- Work to be completed -
Please tally the lines in the data below that include the string "JSON", and reply with only the total.

Start of Data

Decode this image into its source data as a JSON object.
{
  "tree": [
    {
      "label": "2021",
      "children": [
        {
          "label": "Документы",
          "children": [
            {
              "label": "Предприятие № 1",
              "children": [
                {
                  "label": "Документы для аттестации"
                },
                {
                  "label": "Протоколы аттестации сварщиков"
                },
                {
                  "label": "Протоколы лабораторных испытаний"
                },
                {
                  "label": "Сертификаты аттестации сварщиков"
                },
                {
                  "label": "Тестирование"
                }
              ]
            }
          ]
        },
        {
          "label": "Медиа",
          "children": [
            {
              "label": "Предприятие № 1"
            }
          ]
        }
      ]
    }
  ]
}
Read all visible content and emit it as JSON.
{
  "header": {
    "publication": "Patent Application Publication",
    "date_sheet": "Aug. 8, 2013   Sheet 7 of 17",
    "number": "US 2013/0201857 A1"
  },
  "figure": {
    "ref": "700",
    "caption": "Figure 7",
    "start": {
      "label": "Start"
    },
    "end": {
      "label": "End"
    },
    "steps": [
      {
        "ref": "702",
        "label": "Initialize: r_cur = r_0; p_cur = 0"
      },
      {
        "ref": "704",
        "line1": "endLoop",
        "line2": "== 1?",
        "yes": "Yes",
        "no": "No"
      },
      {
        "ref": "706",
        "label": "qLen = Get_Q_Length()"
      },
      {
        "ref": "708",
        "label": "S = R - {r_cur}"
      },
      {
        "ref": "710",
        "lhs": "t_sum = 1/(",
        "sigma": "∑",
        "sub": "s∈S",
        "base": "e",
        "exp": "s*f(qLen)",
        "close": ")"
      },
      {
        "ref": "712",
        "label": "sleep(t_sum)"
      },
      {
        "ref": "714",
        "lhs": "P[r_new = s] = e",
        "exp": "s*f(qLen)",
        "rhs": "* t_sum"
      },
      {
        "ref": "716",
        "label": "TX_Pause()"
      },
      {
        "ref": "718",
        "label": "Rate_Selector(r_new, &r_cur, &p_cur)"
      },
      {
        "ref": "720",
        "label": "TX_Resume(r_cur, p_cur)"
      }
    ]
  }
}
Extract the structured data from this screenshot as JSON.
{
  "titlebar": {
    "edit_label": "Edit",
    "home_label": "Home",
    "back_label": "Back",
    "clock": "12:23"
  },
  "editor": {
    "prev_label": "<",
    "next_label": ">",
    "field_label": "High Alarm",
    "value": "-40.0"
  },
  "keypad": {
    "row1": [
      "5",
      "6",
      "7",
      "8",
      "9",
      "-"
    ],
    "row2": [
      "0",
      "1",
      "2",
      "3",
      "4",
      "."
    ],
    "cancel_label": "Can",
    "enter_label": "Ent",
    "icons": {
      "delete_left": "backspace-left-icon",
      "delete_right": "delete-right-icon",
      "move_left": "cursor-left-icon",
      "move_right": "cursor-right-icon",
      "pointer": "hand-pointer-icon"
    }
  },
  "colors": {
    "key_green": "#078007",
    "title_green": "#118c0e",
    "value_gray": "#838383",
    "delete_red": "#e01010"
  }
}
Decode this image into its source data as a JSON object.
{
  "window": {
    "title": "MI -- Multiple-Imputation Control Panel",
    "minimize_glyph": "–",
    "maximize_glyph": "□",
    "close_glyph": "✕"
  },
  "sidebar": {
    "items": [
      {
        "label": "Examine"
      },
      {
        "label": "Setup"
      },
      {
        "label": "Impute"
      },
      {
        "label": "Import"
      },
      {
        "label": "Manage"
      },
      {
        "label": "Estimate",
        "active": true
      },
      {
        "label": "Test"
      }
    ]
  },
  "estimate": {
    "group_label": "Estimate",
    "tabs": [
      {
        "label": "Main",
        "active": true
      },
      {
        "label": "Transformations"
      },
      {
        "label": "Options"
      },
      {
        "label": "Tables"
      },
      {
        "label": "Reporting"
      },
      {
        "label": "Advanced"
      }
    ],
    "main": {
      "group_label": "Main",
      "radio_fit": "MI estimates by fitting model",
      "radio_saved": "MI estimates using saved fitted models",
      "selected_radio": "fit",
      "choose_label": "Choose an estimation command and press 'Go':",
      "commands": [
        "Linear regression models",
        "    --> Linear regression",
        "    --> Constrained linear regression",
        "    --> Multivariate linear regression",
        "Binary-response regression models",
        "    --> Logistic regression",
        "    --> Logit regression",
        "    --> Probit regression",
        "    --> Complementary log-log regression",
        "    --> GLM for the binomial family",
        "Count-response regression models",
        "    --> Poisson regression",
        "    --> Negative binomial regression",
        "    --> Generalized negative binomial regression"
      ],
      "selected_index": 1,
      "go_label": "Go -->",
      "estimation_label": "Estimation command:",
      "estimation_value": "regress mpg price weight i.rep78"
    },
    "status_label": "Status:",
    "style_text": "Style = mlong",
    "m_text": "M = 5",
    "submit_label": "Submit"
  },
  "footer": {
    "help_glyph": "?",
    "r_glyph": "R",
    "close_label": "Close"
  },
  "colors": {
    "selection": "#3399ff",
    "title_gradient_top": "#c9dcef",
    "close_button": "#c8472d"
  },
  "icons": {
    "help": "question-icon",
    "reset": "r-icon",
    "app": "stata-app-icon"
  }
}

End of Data

- Task solution -
4